**Exercise**: In the records that follow, find each line with "Поступление" and pull it out.

**Material shown**:
%%
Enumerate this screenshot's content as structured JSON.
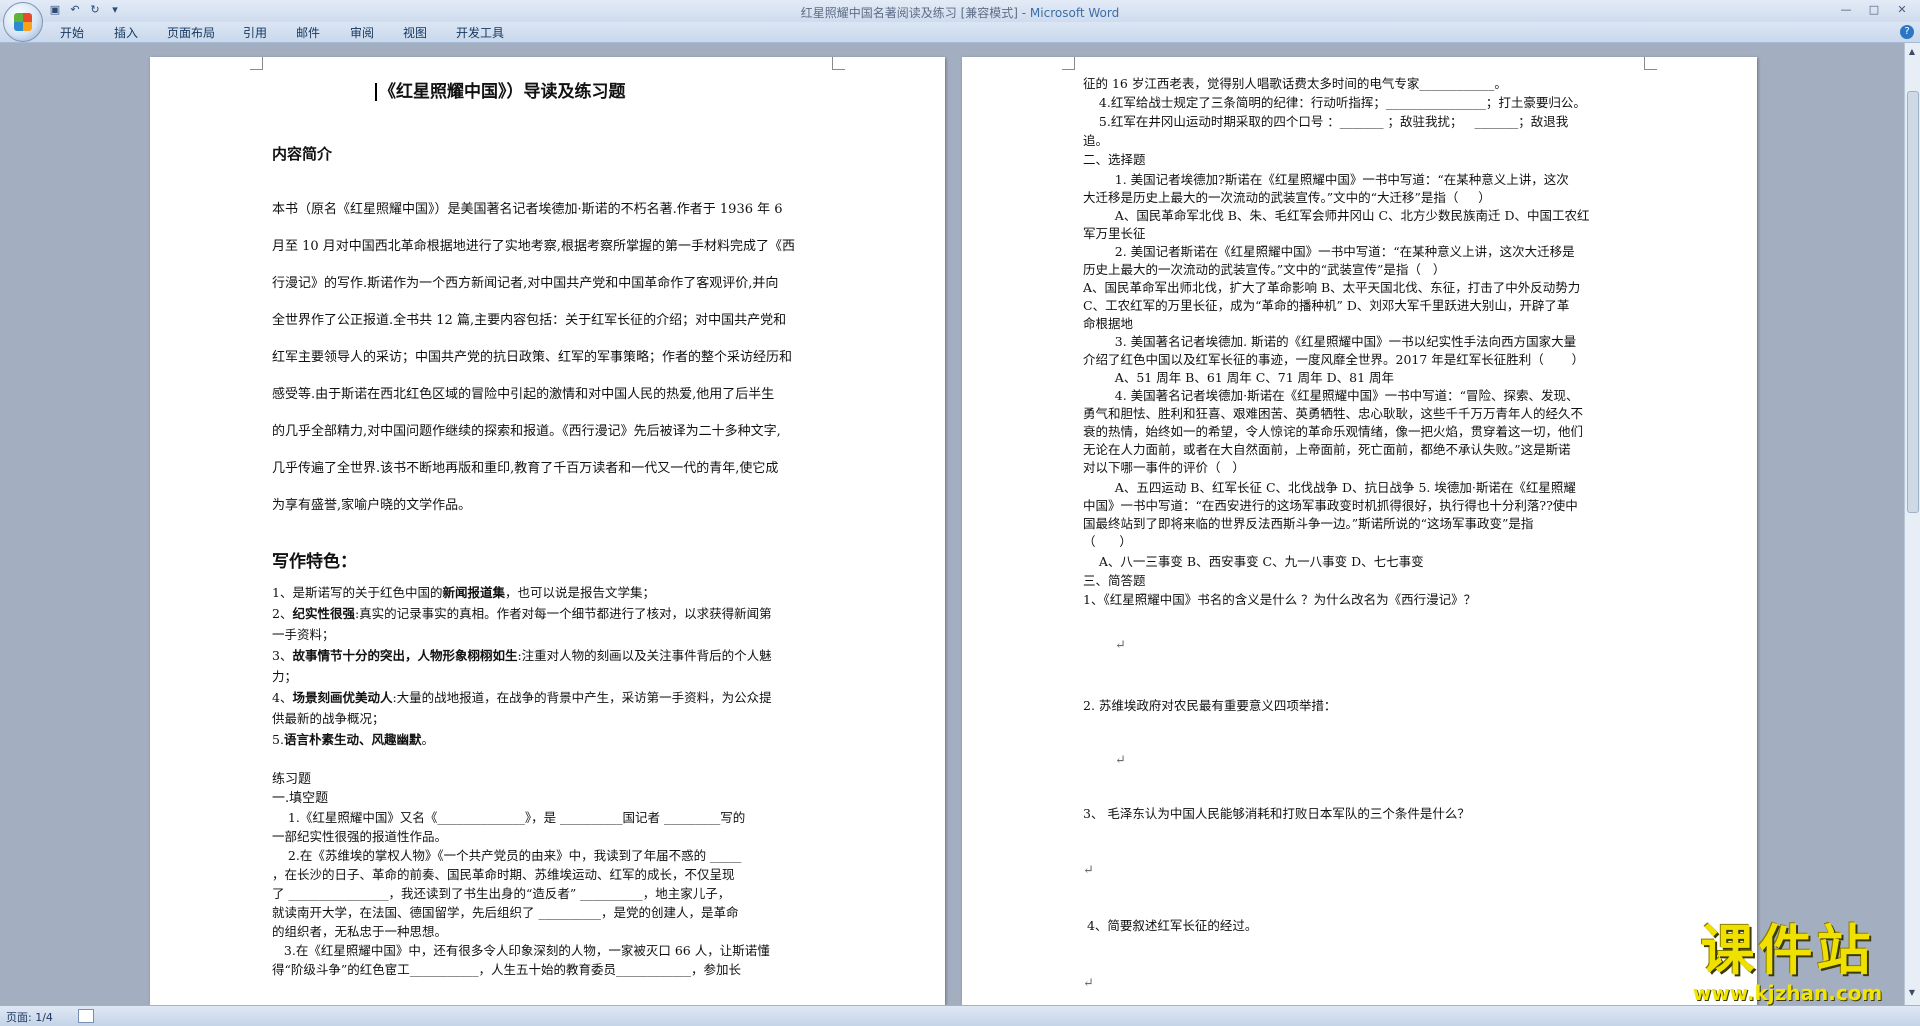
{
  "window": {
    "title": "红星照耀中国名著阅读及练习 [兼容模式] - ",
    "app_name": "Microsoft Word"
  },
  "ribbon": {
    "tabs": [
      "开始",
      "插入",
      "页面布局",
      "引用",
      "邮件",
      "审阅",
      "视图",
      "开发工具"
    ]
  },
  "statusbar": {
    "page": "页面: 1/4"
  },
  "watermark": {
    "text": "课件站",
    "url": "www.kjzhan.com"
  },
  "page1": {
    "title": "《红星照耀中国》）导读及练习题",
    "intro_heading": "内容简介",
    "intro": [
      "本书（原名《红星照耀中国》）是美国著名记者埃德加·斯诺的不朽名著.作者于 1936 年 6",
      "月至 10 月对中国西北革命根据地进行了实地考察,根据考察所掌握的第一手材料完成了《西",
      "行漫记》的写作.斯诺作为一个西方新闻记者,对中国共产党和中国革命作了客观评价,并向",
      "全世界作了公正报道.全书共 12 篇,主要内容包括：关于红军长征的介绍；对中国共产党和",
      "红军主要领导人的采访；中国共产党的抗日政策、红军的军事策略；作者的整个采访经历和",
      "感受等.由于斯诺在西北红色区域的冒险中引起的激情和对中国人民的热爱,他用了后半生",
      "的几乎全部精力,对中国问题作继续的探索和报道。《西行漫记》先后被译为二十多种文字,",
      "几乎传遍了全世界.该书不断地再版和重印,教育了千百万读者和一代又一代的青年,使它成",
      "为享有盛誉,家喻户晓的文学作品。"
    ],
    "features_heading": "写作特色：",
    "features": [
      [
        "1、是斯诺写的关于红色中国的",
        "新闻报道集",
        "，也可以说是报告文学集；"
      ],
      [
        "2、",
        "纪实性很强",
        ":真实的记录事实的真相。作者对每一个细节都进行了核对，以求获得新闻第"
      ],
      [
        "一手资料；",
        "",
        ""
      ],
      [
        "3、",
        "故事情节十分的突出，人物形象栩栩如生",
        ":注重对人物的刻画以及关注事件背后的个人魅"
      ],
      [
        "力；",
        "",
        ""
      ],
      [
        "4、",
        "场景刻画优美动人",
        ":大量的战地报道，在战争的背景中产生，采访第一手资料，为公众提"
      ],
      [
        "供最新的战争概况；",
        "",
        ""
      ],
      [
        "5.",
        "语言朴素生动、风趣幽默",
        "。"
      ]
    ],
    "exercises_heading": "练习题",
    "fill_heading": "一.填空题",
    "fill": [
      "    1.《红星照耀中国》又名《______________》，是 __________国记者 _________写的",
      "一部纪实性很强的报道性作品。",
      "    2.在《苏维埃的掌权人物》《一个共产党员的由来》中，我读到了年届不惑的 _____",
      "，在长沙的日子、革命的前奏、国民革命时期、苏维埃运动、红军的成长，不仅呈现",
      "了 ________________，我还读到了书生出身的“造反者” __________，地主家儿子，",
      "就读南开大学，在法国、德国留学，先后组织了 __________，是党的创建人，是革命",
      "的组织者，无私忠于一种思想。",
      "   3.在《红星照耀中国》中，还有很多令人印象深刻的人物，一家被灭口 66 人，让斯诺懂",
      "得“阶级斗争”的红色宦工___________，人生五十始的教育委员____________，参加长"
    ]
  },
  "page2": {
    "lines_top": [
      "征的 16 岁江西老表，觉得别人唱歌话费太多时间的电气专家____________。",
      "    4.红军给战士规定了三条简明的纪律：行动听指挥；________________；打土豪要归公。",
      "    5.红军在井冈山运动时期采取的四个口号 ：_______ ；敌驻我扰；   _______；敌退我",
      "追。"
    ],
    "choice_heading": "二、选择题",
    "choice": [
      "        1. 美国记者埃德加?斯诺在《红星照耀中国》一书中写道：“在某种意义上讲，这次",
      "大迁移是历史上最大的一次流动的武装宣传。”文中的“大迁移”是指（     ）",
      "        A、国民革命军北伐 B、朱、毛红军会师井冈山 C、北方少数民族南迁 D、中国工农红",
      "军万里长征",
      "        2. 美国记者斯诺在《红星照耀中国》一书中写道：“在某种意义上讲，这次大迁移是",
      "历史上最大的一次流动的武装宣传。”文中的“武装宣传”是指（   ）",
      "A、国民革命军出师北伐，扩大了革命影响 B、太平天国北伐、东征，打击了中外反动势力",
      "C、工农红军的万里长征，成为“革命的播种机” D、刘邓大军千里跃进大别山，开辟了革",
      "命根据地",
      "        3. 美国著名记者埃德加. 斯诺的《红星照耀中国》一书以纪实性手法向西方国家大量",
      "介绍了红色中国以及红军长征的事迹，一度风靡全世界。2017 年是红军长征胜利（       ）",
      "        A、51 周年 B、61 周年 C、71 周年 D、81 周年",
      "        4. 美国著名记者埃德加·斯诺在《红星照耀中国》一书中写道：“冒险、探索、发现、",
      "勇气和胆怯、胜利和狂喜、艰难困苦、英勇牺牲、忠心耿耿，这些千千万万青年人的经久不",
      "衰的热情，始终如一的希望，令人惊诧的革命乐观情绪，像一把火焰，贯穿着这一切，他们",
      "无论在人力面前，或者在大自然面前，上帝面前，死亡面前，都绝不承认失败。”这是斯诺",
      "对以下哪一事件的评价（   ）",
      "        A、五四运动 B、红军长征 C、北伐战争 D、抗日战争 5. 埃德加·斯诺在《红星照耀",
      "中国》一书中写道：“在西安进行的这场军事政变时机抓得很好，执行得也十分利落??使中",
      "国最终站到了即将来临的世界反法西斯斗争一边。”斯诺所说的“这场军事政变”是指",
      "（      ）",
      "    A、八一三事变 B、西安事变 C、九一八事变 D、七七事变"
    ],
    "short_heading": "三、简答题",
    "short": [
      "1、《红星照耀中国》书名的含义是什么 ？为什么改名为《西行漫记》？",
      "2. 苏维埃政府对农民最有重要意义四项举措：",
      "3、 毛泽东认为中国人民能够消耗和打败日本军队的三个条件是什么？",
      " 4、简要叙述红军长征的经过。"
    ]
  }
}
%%
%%
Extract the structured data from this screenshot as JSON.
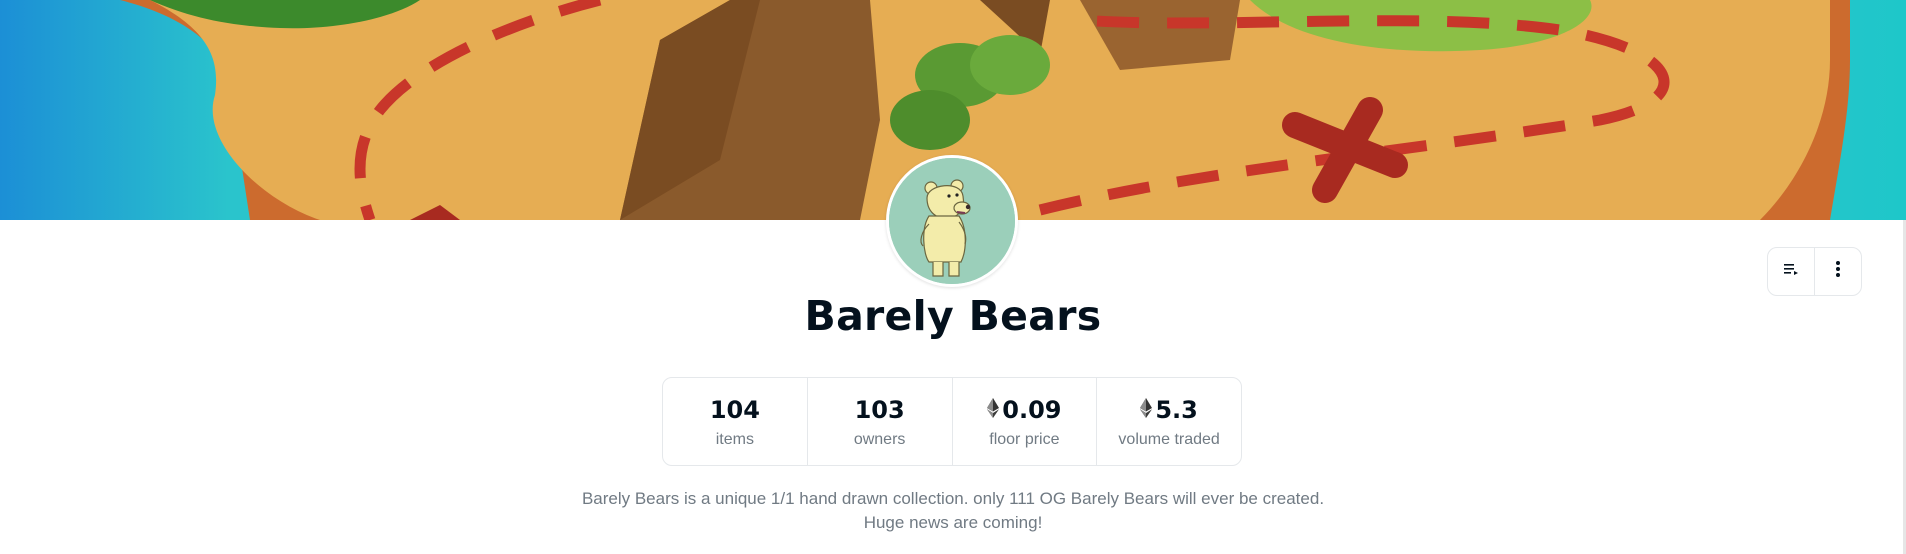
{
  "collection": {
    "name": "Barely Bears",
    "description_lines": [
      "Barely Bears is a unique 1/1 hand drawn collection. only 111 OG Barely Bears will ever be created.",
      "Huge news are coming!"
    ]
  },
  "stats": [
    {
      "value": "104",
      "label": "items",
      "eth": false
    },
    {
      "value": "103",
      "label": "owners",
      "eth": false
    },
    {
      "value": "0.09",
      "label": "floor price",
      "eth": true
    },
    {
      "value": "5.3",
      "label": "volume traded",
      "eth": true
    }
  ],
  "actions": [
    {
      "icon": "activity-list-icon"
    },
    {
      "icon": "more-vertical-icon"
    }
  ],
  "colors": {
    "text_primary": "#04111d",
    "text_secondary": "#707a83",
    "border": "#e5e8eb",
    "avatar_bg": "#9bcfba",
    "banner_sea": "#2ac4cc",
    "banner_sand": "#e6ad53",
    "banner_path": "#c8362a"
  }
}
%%
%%
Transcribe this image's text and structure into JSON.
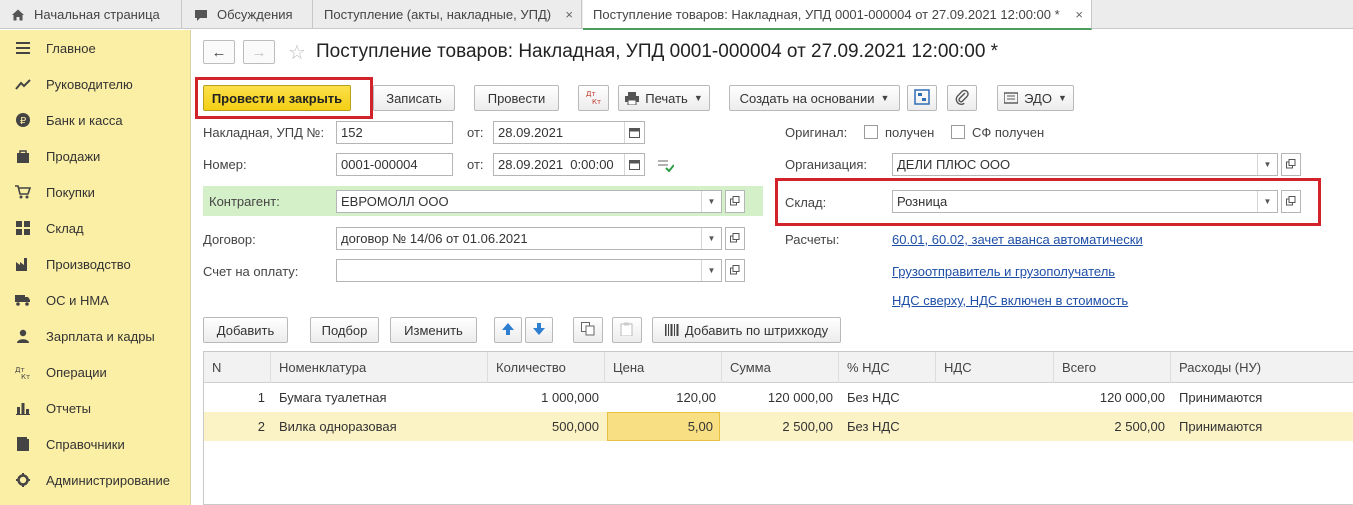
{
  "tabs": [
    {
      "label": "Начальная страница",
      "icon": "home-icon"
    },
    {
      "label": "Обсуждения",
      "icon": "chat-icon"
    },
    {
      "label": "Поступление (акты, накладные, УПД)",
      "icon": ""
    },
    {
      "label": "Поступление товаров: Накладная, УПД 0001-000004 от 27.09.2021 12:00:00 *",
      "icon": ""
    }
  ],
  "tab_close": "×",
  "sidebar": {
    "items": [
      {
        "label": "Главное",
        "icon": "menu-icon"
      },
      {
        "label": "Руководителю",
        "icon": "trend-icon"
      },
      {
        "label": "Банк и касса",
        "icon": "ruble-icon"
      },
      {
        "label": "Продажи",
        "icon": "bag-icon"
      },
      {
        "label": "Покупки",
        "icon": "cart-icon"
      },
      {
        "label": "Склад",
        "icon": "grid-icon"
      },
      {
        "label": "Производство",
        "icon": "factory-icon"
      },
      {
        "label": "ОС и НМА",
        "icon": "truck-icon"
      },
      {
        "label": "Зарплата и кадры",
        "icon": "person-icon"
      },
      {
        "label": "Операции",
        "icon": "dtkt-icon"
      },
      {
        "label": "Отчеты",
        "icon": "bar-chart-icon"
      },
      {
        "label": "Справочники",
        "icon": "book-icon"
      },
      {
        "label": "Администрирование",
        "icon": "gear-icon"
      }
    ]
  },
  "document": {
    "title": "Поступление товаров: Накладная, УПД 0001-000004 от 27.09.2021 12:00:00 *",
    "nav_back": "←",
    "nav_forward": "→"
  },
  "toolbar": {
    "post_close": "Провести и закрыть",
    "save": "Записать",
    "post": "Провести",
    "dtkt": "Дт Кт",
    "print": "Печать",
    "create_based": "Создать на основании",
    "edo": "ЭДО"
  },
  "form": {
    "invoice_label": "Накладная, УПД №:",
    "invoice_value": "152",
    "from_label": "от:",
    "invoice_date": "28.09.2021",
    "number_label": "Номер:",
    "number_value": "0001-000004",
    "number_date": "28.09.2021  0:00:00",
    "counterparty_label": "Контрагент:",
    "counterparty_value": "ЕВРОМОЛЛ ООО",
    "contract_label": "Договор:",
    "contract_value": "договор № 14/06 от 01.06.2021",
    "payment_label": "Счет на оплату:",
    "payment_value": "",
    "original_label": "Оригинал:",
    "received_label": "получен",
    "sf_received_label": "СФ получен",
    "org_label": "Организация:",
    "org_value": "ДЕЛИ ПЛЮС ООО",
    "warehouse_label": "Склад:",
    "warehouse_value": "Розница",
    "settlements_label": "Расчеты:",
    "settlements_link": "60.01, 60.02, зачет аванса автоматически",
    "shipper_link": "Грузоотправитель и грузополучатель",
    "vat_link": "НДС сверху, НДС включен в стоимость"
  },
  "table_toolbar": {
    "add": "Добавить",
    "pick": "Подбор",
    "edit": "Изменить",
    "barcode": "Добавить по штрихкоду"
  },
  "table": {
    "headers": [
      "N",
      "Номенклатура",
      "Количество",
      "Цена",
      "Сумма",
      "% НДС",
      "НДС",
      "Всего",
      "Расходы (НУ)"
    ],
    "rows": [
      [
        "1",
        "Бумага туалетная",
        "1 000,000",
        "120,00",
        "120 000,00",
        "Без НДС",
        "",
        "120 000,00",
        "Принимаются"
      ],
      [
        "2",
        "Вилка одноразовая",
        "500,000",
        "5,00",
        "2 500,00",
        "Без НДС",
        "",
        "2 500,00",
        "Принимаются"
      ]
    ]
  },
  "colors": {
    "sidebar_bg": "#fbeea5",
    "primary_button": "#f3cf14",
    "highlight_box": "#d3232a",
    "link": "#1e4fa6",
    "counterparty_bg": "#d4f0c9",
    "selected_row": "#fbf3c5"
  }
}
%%
**Exercise response**:
      "label": "Поступление (акты, накладные, УПД)",
      "label": "Поступление товаров: Накладная, УПД 0001-000004 от 27.09.2021 12:00:00 *",
    "title": "Поступление товаров: Накладная, УПД 0001-000004 от 27.09.2021 12:00:00 *",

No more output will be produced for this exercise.